Two partners and a junior solicitor were cleared of wrongdoing earlier this year
The Solicitors Regulation Authority (SRA) will not have to pay Leigh Day’s multi-million pound legal bill following its exoneration on misconduct charges relating to claims it brought on behalf of Iraqis against the Ministry of Defence (MoD).
Delivering its decision this morning, the Solicitors Disciplinary Tribunal (SDT) made “no order for costs in the substantive hearing,” meaning the regulator and Leigh Day will pick up their own tabs.
In November, lawyers for Leigh Day applied to the tribunal to order the regulator to cover 60% of its legal costs, which are understood to currently stand at an eye-watering £7.8 million. With the SRA’s own hefty legal bill on top, it is said to be the most expensive disciplinary case in the SDT’s history.
The SRA declined to comment on today’s costs decision, but did confirm that it would appeal the tribunal’s original verdicts. A spokesperson for Leigh Day told Legal Cheek:
“We are disappointed, given the fact that over 250 charges against the firm and colleagues here were found unproved, we believed it was appropriate to seek some measure of the costs involved – paid both by ourselves and by our insurers — in defending ourselves. However, we respect the decision of the SDT in what was an unusual application.”
Earlier this summer, Leigh Day and three of its lawyers (partners Martyn Day and Sapana Malik, and junior solicitor Anna Crowther) were cleared of 19 charges of professional misconduct brought by the regulator.
The allegations centred around the firm’s alleged failure to adequately verify claims made by Iraq clients of torture and murder against the Ministry of Defence during the Battle of Danny Boy near Basra in 2004.
Further allegations related to endorsements of torture and murder claims during a 2008 press conference, failing to take appropriate action when the word “bribe” appeared in several emails, engaging in financial arrangements with Phil Shiner’s Public Interest Lawyers, the late disclosure of an important document and the subsequent destruction of a translation of that document.

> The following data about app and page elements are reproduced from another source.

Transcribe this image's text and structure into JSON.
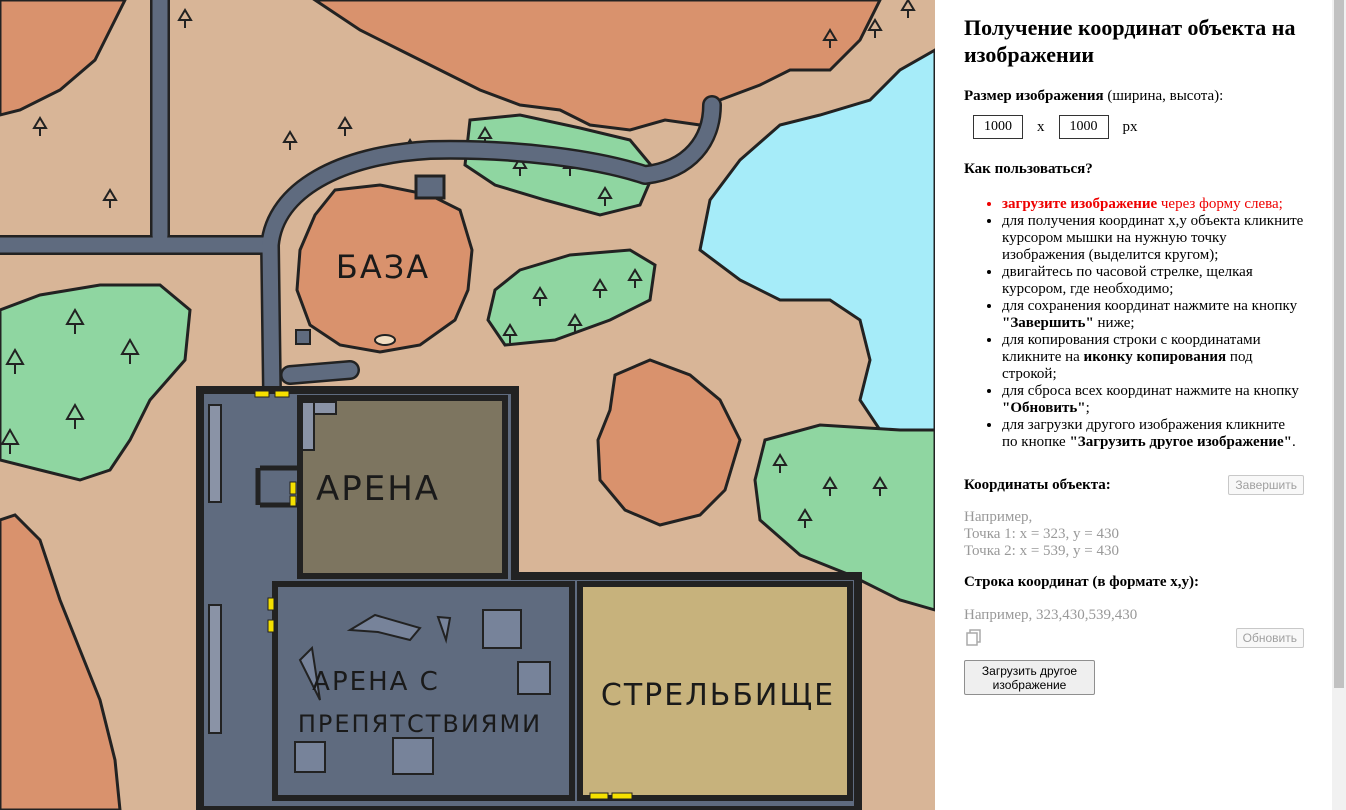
{
  "map": {
    "labels": {
      "base": "БАЗА",
      "arena": "АРЕНА",
      "arena_obstacles_1": "АРЕНА С",
      "arena_obstacles_2": "ПРЕПЯТСТВИЯМИ",
      "range": "СТРЕЛЬБИЩЕ"
    },
    "colors": {
      "ground": "#d8b597",
      "mountain": "#d9926d",
      "forest": "#8fd6a1",
      "water": "#a6ecf9",
      "road": "#5f6b7f",
      "wall": "#3a3a3a",
      "arena_floor": "#7d7560",
      "obstacle_floor": "#5f6b7f",
      "range_floor": "#c7b27c",
      "door": "#f5e000"
    }
  },
  "panel": {
    "title": "Получение координат объекта на изображении",
    "size_label_bold": "Размер изображения",
    "size_label_rest": " (ширина, высота):",
    "width_value": "1000",
    "height_value": "1000",
    "times": "x",
    "unit": "px",
    "howto_title": "Как пользоваться?",
    "steps": [
      {
        "bold": "загрузите изображение",
        "rest": " через форму слева;"
      },
      {
        "pre": "для получения координат x,y объекта кликните курсором мышки на нужную точку изображения (выделится кругом);"
      },
      {
        "pre": "двигайтесь по часовой стрелке, щелкая курсором, где необходимо;"
      },
      {
        "pre": "для сохранения координат нажмите на кнопку ",
        "bold": "\"Завершить\"",
        "post": " ниже;"
      },
      {
        "pre": "для копирования строки с координатами кликните на ",
        "bold": "иконку копирования",
        "post": " под строкой;"
      },
      {
        "pre": "для сброса всех координат нажмите на кнопку ",
        "bold": "\"Обновить\"",
        "post": ";"
      },
      {
        "pre": "для загрузки другого изображения кликните по кнопке ",
        "bold": "\"Загрузить другое изображение\"",
        "post": "."
      }
    ],
    "coords_title": "Координаты объекта:",
    "finish_button": "Завершить",
    "example_intro": "Например,",
    "example_point1": "Точка 1: x = 323, y = 430",
    "example_point2": "Точка 2: x = 539, y = 430",
    "string_title": "Строка координат (в формате x,y):",
    "string_example": "Например, 323,430,539,430",
    "copy_icon": "copy-icon",
    "refresh_button": "Обновить",
    "upload_button": "Загрузить другое изображение"
  }
}
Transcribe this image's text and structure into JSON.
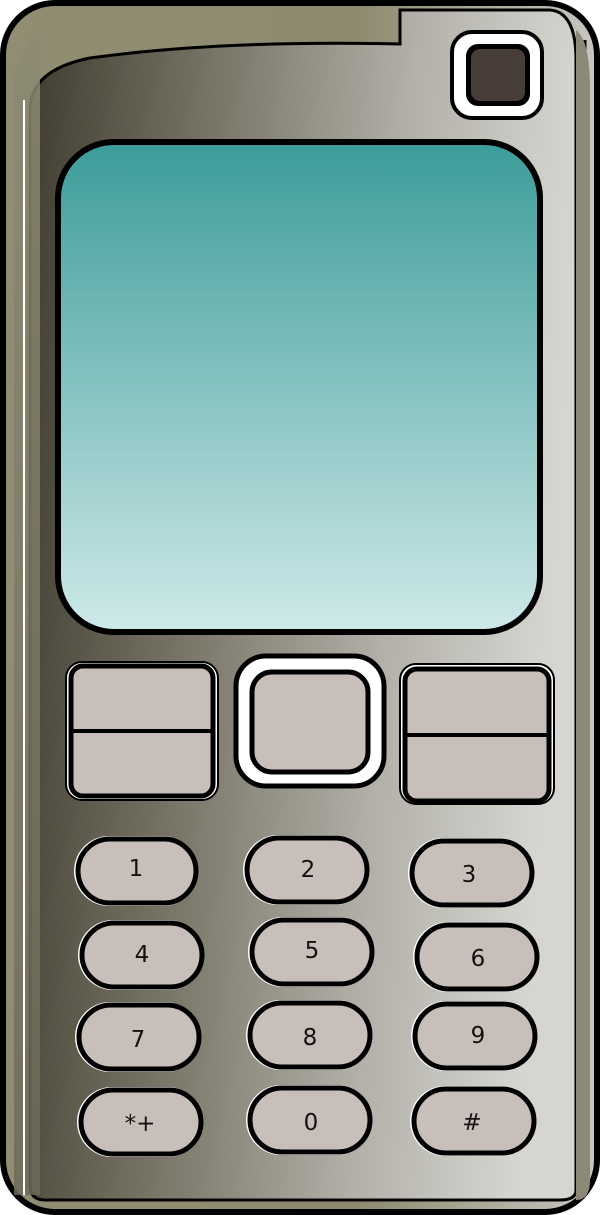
{
  "phone": {
    "colors": {
      "outline": "#000000",
      "body_dark": "#4b483b",
      "body_mid": "#8a8678",
      "body_light": "#d4d3cf",
      "screen_top": "#3d9e9b",
      "screen_bottom": "#cde8e8",
      "key": "#c9bfba",
      "camera_lens": "#493d3a"
    },
    "icons": {
      "camera": "camera-lens-icon",
      "nav": "nav-center-button"
    },
    "keypad": [
      {
        "label": "1"
      },
      {
        "label": "2"
      },
      {
        "label": "3"
      },
      {
        "label": "4"
      },
      {
        "label": "5"
      },
      {
        "label": "6"
      },
      {
        "label": "7"
      },
      {
        "label": "8"
      },
      {
        "label": "9"
      },
      {
        "label": "*+"
      },
      {
        "label": "0"
      },
      {
        "label": "#"
      }
    ]
  }
}
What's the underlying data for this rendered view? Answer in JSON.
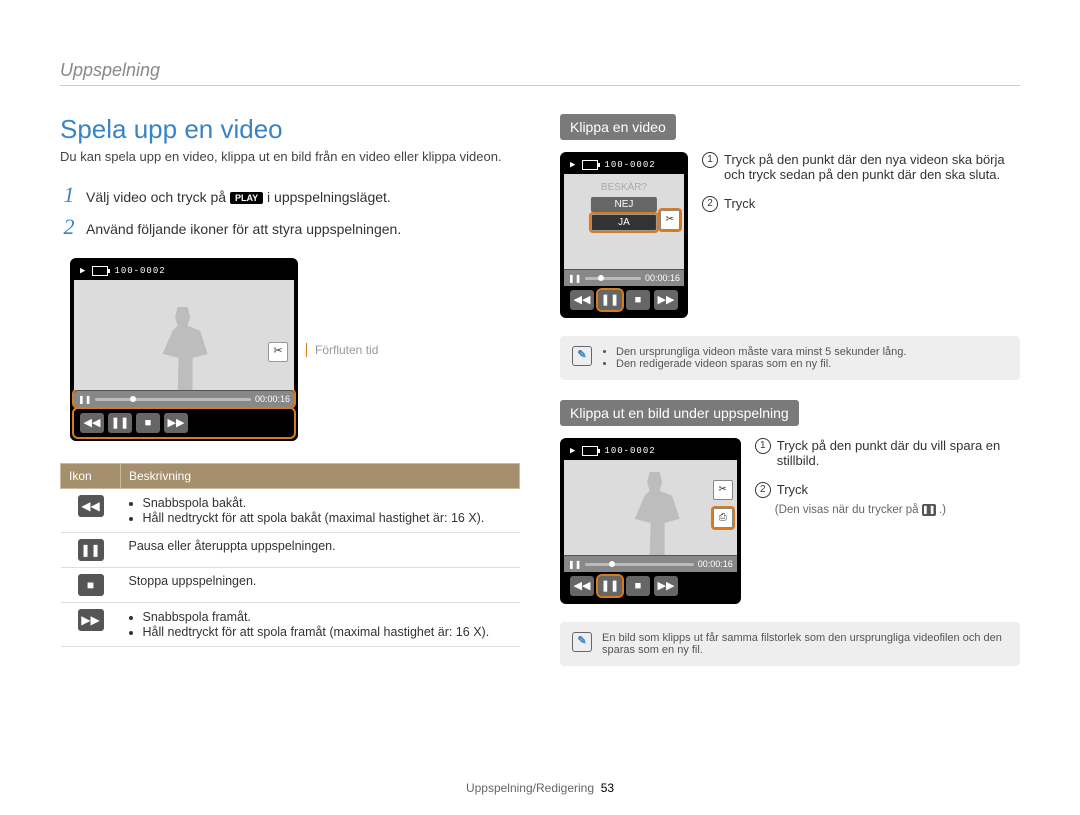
{
  "header": {
    "breadcrumb": "Uppspelning"
  },
  "title": "Spela upp en video",
  "lead": "Du kan spela upp en video, klippa ut en bild från en video eller klippa videon.",
  "steps": {
    "s1_num": "1",
    "s1_a": "Välj video och tryck på",
    "s1_play": "PLAY",
    "s1_b": " i uppspelningsläget.",
    "s2_num": "2",
    "s2": "Använd följande ikoner för att styra uppspelningen."
  },
  "player": {
    "file_no": "100-0002",
    "time": "00:00:16",
    "label_elapsed": "Förfluten tid"
  },
  "table": {
    "col_icon": "Ikon",
    "col_desc": "Beskrivning",
    "row1_a": "Snabbspola bakåt.",
    "row1_b": "Håll nedtryckt för att spola bakåt (maximal hastighet är: 16 X).",
    "row2": "Pausa eller återuppta uppspelningen.",
    "row3": "Stoppa uppspelningen.",
    "row4_a": "Snabbspola framåt.",
    "row4_b": "Håll nedtryckt för att spola framåt (maximal hastighet är: 16 X)."
  },
  "trim": {
    "heading": "Klippa en video",
    "dialog_q": "BESKÄR?",
    "dialog_no": "NEJ",
    "dialog_yes": "JA",
    "c1": "Tryck på den punkt där den nya videon ska börja och tryck sedan på den punkt där den ska sluta.",
    "c2": "Tryck",
    "note1": "Den ursprungliga videon måste vara minst 5 sekunder lång.",
    "note2": "Den redigerade videon sparas som en ny fil."
  },
  "capture": {
    "heading": "Klippa ut en bild under uppspelning",
    "c1": "Tryck på den punkt där du vill spara en stillbild.",
    "c2": "Tryck",
    "c2_note_a": "(Den visas när du trycker på ",
    "c2_note_b": ".)",
    "note": "En bild som klipps ut får samma filstorlek som den ursprungliga videofilen och den sparas som en ny fil."
  },
  "footer": {
    "section": "Uppspelning/Redigering",
    "page": "53"
  },
  "icons": {
    "rewind": "◀◀",
    "pause": "❚❚",
    "stop": "■",
    "forward": "▶▶",
    "play_small": "▶",
    "crop": "✂",
    "capture": "⎙"
  }
}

Eventually, the SDT — following a highly-publicised seven-week hearing — found that the SRA had failed to prove the allegations to a criminal standard, although one member of the three-person tribunal dissented on some verdicts.